E-cigs are bad news for some states’ tobacco bond payments

Tom Kim vapes an e-cig in New York City. Andrew Burton/Getty Images

UPDATE 12:16 p.m.: John Pollard with Minnesota Management and Budget wrote to us to clarify the situation in Minnesota. “The tobacco bonds were refinanced with state general fund appropriation bonds in 2012 which delinked the tobacco revenues from the repayment of the bonds. The state no longer has tobacco bonds outstanding.” The Reuters article we referenced dealt with the national picture. Thanks, John…

When Minnesota sold $757 million of tobacco bonds three years ago to raise money to help balance the state budget, critics worried that the move could cost the state big money in the long run.

As MPR News reporter Madeleine Baran explained in 2011:

One potential problem: If cigarette sales continue to decline, Minnesota could receive less money each year from the tobacco settlement. Inflation and industry profits could also make the number go up or down. That’s one reason it’s difficult to estimate what the proposal could cost the state down the road.

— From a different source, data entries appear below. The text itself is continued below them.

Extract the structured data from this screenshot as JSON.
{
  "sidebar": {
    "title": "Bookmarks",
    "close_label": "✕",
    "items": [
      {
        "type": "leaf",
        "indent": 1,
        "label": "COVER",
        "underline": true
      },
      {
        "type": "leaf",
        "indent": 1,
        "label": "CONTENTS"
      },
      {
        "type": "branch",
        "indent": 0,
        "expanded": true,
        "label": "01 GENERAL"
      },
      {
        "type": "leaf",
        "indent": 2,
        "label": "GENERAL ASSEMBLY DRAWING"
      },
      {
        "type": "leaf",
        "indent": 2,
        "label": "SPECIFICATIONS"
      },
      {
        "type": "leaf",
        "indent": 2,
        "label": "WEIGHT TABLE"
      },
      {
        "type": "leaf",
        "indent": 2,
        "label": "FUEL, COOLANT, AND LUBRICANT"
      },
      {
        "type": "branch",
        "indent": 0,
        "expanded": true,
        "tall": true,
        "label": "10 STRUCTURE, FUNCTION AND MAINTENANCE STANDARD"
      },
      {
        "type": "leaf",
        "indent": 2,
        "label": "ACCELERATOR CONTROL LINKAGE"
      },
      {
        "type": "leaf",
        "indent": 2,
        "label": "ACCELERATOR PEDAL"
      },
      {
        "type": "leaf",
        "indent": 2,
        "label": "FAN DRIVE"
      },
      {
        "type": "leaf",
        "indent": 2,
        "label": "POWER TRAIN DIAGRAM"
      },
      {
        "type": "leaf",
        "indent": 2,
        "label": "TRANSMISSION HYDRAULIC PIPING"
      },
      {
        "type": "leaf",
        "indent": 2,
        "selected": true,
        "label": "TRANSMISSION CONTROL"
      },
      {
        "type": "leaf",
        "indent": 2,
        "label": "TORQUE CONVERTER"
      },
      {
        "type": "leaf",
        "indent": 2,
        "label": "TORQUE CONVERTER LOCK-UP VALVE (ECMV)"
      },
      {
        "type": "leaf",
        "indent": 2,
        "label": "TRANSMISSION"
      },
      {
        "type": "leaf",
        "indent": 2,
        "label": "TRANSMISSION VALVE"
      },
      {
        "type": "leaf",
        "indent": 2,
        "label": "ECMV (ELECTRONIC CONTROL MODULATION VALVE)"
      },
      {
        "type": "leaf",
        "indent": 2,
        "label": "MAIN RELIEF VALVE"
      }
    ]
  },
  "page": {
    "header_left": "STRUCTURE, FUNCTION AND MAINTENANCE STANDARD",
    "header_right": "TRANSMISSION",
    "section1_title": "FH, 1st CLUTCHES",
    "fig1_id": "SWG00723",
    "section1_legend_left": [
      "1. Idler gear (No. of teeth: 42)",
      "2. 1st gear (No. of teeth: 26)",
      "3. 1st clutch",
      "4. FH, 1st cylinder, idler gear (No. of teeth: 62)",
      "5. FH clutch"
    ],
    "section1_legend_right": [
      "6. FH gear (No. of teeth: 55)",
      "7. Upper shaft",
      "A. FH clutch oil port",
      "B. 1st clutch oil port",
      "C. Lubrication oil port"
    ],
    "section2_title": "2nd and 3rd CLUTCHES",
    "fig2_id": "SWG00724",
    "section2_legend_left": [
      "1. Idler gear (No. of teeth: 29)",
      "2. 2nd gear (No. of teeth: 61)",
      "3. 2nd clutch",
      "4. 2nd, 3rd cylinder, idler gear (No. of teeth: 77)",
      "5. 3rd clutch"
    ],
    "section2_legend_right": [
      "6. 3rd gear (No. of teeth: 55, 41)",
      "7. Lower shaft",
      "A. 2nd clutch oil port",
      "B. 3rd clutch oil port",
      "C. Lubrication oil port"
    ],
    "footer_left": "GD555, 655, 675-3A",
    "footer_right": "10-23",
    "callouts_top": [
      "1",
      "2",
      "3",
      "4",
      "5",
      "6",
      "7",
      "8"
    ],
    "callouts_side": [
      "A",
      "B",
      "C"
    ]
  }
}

Now, a report from the Reuters news agency identifies a new element of uncertainty: electronic cigarettes. Robin Respaut writes:

The rapid growth of electronic cigarette sales poses a rising but under-appreciated risk to holders of as much as $96 billion of bonds tied to payments tobacco companies make to U.S. states from a sweeping legal settlement in 1998.

Payments from tobacco companies go down as cigarette sales decline. The article points out that electronic cigarettes aren’t counted as cigarette sales under that Master Settlement Agreement with the states.